Ulanda and me

Are you seeing a whiff of the green fairy in it? Good, because that's how I made mine.  A Ulanda cocktail is two parts gin, one part triple sec, and a good splash of anis, or, as I used here, absinthe.  The book is Pritchett, my favorite short story author, vurrry late.  The drink is close to a Vesper but the offsetting of bitter and sweeter is even sharper.  I guess you could call it also a Sicilian Vesper, and I'm not going to help you out of that one.  Ulanda is good enough for me, and I dare you to walk into a bar and order one--it is, in fact, one of the best-known drinks among mixologists, but not taught much in either bartending schools or on the job.  Try to change that, will you? But why walk into a bar mid-summer?
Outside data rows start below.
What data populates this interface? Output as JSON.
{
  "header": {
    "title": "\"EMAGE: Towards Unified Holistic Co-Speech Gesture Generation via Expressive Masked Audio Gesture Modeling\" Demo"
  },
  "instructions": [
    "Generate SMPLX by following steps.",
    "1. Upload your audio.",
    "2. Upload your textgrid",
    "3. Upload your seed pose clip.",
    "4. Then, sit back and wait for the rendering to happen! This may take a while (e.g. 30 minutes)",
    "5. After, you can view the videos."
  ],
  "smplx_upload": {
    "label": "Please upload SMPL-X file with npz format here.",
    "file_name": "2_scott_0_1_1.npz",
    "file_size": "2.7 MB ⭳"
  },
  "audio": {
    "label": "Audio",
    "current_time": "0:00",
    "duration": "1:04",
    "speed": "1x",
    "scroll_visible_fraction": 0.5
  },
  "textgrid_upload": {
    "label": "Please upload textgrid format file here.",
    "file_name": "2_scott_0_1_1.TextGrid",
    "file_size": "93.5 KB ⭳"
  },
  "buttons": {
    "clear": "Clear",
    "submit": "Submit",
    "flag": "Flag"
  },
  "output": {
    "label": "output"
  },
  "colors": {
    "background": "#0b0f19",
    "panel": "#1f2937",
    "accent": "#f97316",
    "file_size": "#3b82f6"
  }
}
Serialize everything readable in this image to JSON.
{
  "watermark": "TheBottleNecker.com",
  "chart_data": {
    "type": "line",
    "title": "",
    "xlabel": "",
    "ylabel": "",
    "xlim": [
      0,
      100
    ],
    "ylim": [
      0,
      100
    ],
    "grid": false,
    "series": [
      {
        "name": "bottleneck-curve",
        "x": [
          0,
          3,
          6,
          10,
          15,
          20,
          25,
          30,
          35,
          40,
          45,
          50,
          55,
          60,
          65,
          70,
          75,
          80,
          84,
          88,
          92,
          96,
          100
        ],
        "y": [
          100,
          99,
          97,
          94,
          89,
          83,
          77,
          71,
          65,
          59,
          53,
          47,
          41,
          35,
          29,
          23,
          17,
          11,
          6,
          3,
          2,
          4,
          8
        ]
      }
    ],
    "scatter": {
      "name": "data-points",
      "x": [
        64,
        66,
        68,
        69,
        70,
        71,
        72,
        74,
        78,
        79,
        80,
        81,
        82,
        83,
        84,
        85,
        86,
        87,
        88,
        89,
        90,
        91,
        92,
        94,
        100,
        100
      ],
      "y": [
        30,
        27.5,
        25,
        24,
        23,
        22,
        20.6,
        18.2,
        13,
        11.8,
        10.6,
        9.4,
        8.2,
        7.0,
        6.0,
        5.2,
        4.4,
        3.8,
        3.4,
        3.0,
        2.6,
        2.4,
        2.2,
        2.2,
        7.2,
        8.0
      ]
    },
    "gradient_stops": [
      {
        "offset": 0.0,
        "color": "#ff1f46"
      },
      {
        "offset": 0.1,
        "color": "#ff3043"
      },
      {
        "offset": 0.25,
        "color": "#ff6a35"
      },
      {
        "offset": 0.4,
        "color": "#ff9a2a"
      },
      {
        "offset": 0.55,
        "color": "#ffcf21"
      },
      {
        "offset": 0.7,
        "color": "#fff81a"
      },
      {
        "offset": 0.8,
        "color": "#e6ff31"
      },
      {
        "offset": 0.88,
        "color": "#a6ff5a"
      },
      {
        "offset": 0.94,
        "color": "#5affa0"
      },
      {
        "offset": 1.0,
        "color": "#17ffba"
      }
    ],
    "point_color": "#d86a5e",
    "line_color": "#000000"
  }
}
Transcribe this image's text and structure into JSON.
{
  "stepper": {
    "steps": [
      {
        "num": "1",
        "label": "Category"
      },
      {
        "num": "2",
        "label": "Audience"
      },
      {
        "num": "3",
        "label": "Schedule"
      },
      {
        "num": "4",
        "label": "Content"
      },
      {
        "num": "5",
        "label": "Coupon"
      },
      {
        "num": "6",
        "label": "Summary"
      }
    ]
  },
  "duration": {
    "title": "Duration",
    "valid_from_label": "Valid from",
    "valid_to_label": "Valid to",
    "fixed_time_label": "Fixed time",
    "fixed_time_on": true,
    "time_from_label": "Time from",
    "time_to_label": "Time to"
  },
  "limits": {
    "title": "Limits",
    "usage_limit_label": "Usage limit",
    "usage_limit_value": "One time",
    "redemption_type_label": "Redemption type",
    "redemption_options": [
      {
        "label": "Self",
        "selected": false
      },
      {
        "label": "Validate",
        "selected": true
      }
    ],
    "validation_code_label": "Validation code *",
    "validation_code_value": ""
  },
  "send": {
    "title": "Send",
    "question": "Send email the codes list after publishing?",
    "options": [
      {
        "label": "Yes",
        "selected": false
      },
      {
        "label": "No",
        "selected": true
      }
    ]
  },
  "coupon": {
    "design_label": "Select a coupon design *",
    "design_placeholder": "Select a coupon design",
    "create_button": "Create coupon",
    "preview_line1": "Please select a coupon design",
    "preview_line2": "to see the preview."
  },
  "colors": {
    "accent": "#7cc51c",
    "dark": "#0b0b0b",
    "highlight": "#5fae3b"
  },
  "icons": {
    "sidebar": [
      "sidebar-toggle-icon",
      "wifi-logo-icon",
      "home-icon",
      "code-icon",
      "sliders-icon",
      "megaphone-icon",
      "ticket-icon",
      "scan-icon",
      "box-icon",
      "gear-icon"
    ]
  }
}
In thirty-two years, I want to be where Pritchett was when he wrote this collection--ungainly paisley and hounds' tooth, some kind of wool pants you can only wear after a lifetime of contrary living--the bottom half of a mohair suit, really.

Wednesday, July 18, 2012

La bohème

There's no question that Bohemia is among Mexico's five top tasting beers. The evidence of this is clear enough: you don't often see people urgently running into 7-Eleven or Rite-Aid to fetch 12 of them at a time. The taste is cleaner, sunnier than Modelo and it's far crispier than any stripe of Dos Equis. The question is: Bohemia every time, or Bohemia once in a while?

Here's what I like to do with Bohemia: I like to serve them at parties and I like to drink them myself one at a time through a given week. I do it this way because the beer remains a little more special to me that way. It goes a little ways towards IPA with its hops content, but only a little, and that's especially what I like about it. In fact, how it manages the hops content even while remaining so clean tasting fairly makes it an engineering marvel.

Even if it was originally brewed by a Czech expat in Mexico, this is a beer that first and foremost has to complement Mexican cuisine. I think marriage of Czech style and Mexican sentiment was an excellent one: Bohemia's slight whiff of hops, which is almost undetectable in other Mexican beers, goes a long way with Mexican food, which is often elaborately spiced. You wouldn't hesitate to order an IPA at an India restaurant; the hops round out the palate as the meal itself is rounded out by the spices.

But I wouldn't hesitate to drink it with Thai food either, and I would certainly serve it at a party at which the featured drink is wine. It's far from overpowering but also far from thin, and it much benefits from a glass pour.